The earliest state involvement in the systematic control of animal diseases dates to 1919 (Chapter 325) with the creation
of the Dept. of Agriculture, Division of Animal Industry, Livestock Disease Control Service. In 1934 this office was supplanted
by the Livestock Sanitary Service. The Bureau of Animal Health was created in 1962.
The Bureau is responsible for the detection, control, eradication, and prevention of harmful animal diseases. Detection activities
include surveillance, examination, testing, and autopsies performed both in the field and in laboratories. Control is accomplished
through vaccination, testing, and elimination of infected animals, cleaning and disinfection of trucks and premises, and restriction
of animal movement by hold orders, quarantines, or controlled destination movement permits for animals with disease, exposed
to disease, or contaminated with harmful substances. Eradication efforts focus on state and USDA programs to break the cycle
of infection by test and removal of infected animals, sterilization methods, sanitation of hatching eggs, and herd treatment
for external parasites. Owners of removed animals are in some cases indemnified for a portion of the animal's value. Preventive
measures are directed against the entry of diseases which do not currently exist in California. This includes destroying ship
and aircraft garbage, inspecting imported animals, disease monitoring and edcational efforts, and quarantines when applicable.
The Bureau also works to prevent the fraudulent drugging of horses that would alter their disposition in a public sale or
The records described below constitute a rich source of information concerning the state's efforts to control various animal
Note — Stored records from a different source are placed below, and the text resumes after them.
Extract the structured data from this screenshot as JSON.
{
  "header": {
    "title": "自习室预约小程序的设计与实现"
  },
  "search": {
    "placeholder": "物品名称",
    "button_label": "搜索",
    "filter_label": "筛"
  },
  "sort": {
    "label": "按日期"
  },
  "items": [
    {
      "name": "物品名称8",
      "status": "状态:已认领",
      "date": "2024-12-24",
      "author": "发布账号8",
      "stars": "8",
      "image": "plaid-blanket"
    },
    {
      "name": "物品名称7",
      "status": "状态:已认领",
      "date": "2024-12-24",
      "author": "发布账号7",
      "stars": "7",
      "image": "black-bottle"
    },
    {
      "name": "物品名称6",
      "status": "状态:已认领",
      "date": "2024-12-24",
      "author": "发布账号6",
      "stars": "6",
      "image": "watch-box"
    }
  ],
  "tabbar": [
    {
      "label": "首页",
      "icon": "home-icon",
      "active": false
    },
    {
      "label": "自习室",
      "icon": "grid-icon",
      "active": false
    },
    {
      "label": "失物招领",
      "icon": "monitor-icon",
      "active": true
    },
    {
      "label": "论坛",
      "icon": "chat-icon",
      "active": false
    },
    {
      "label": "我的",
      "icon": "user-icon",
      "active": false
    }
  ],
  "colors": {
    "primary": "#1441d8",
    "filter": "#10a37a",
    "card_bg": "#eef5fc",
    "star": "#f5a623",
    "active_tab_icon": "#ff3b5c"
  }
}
diseases, in particular, brucellosis in cattle, Newcastle disease (chickens and turkeys), vesicular exanthema (hogs), foot
and mouth disease (cattle), scrapie (sheep), and tuberculosis.